## What is needed
Report each line from the data below that holds the word "into".

◇ ◇ ◇ ◇ ◇ ◇ ◇

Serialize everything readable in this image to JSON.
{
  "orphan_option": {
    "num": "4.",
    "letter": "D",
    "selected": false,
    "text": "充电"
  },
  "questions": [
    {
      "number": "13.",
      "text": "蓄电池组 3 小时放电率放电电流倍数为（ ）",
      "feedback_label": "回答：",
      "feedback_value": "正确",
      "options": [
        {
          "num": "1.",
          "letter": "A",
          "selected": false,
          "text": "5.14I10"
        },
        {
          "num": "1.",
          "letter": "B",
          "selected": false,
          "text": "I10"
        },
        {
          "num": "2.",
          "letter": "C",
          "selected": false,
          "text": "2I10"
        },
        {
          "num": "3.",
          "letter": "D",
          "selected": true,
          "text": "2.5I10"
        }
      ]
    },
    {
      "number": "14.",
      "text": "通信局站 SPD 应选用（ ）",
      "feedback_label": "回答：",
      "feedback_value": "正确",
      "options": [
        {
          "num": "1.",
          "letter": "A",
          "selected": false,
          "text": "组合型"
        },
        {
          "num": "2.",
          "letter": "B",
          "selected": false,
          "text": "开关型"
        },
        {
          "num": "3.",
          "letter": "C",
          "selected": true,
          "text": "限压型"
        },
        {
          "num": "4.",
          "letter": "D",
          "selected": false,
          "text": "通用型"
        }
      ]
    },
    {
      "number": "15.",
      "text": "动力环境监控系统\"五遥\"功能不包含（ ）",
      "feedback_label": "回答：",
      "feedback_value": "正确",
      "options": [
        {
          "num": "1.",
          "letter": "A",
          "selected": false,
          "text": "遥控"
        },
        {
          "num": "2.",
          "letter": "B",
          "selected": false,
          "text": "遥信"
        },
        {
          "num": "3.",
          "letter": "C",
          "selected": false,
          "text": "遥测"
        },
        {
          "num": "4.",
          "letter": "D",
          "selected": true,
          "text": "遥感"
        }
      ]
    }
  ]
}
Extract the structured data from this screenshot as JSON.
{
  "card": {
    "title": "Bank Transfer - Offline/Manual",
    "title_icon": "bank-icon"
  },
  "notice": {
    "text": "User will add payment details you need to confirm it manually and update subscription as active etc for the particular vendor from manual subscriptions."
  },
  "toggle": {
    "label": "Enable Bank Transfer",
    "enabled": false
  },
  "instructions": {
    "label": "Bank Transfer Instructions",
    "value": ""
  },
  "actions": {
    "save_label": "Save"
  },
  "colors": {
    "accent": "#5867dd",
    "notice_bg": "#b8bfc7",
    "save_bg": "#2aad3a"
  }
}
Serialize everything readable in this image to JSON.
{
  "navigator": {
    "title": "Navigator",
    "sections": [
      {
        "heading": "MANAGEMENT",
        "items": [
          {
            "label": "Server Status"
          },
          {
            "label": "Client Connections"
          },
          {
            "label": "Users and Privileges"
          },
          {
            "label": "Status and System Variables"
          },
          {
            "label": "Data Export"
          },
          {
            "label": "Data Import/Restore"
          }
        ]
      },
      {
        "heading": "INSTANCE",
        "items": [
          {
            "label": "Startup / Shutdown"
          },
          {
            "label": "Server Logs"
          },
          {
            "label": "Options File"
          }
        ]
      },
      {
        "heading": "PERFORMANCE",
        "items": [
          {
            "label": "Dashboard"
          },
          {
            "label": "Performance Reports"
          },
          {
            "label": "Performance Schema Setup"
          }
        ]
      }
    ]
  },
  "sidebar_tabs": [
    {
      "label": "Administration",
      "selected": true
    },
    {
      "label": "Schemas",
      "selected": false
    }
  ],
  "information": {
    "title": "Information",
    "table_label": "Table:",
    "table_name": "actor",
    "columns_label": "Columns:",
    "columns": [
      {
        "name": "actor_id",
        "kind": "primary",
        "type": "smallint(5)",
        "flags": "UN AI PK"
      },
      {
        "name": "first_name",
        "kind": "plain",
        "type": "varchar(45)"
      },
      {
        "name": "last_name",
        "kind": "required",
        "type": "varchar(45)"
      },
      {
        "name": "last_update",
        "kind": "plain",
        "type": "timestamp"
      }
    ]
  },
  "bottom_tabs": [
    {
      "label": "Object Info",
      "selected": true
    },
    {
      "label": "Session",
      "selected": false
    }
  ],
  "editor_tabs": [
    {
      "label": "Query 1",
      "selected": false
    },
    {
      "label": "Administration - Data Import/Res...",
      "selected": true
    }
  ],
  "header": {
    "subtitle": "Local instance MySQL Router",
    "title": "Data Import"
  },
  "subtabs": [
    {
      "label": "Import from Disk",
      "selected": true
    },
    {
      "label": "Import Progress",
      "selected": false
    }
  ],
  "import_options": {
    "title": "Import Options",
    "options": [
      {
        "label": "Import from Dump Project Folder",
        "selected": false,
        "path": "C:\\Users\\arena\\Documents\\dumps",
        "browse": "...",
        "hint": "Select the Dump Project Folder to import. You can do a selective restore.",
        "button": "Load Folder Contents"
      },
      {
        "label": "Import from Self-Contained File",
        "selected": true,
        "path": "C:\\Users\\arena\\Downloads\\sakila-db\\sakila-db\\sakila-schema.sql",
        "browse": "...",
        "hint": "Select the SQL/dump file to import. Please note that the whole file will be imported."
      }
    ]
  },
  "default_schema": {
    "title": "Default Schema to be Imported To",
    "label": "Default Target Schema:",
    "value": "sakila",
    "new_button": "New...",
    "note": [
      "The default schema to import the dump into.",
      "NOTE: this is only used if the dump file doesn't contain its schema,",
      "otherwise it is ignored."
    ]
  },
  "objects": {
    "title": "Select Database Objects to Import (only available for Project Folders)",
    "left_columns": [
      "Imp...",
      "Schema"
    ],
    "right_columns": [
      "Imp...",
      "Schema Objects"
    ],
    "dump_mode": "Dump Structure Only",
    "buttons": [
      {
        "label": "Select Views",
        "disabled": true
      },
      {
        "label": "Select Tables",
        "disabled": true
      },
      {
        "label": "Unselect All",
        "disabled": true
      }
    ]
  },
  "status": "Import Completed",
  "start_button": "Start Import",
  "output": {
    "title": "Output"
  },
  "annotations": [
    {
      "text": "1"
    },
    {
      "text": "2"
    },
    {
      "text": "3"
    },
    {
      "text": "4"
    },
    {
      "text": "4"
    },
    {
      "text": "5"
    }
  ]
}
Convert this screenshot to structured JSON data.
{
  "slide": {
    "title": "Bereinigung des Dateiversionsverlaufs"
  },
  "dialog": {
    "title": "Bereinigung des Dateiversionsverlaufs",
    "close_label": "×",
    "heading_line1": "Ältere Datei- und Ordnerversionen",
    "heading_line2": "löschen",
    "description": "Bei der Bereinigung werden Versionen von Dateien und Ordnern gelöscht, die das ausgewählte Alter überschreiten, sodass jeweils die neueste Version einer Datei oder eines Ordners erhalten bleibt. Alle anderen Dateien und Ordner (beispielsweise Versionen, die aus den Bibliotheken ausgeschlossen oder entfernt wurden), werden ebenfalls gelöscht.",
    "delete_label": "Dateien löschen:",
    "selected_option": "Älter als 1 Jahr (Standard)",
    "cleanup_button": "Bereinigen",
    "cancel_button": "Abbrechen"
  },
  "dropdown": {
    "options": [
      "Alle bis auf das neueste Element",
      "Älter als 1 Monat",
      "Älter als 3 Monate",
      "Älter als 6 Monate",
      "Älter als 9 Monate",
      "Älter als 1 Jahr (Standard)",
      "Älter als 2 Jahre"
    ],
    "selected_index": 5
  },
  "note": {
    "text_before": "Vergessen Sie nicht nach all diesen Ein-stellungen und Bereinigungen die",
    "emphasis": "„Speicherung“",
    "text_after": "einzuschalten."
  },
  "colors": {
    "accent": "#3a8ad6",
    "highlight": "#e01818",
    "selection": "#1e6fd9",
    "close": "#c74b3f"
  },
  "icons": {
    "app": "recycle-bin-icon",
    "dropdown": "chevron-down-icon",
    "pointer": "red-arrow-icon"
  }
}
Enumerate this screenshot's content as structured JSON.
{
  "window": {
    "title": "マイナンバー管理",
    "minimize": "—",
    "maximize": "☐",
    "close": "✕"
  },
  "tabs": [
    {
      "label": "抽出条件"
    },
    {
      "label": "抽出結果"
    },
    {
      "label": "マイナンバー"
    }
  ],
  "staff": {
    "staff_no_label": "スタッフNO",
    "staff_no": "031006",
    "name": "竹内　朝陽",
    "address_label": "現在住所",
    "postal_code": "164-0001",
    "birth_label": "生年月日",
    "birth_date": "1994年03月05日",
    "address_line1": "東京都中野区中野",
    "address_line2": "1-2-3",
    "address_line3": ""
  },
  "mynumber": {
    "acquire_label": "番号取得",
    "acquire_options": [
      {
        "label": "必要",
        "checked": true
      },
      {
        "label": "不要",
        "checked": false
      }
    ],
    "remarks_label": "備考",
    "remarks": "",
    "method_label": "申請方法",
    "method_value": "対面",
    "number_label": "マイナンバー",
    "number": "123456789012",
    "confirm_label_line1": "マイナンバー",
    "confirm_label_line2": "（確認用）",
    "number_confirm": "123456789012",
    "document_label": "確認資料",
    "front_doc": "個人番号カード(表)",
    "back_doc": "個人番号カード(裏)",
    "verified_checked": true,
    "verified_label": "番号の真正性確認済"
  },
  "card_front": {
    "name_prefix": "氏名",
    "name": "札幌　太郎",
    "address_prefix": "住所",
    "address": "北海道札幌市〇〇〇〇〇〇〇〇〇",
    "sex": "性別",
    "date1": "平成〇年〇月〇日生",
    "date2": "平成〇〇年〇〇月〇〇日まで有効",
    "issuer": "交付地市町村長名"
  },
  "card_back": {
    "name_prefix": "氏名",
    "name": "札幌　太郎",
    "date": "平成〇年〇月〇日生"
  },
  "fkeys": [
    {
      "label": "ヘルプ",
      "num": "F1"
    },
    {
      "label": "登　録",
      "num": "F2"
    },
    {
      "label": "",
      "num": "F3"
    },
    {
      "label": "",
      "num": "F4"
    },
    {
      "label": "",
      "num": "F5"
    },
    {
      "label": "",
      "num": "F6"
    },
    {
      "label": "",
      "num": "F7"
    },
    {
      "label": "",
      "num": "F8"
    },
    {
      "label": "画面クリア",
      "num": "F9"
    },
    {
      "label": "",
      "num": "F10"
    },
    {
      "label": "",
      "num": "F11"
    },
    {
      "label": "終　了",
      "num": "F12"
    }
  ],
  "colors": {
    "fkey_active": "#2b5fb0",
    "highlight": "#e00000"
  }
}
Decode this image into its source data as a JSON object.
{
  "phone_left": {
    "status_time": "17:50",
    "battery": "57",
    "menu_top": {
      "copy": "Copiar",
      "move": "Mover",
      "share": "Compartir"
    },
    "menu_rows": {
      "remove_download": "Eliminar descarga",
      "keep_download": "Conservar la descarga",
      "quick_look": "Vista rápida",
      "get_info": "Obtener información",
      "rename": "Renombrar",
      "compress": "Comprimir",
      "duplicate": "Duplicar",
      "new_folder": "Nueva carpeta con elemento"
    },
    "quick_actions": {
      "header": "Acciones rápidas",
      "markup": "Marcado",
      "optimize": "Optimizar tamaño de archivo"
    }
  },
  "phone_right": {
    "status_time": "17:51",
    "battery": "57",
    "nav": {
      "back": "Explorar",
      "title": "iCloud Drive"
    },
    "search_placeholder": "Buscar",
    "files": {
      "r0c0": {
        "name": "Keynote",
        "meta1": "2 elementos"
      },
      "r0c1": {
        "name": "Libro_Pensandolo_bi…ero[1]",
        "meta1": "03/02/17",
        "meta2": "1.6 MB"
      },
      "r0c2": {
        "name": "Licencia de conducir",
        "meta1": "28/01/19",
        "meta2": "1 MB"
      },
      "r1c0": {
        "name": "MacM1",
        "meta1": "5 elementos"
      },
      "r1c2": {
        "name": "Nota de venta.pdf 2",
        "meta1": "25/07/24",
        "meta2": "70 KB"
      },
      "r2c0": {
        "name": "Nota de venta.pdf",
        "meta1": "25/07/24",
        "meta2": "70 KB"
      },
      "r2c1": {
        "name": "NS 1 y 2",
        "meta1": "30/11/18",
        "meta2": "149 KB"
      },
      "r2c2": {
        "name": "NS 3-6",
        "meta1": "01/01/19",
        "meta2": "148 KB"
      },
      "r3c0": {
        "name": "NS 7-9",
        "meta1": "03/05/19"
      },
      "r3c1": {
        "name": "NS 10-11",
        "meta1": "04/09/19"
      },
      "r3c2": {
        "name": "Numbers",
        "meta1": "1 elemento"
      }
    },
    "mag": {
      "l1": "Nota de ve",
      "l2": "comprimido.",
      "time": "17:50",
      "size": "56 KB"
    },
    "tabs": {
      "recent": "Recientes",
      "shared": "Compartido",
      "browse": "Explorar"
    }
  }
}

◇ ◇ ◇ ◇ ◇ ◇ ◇

## Response area
      "The default schema to import the dump into.",
Decode this image into its source data as a JSON object.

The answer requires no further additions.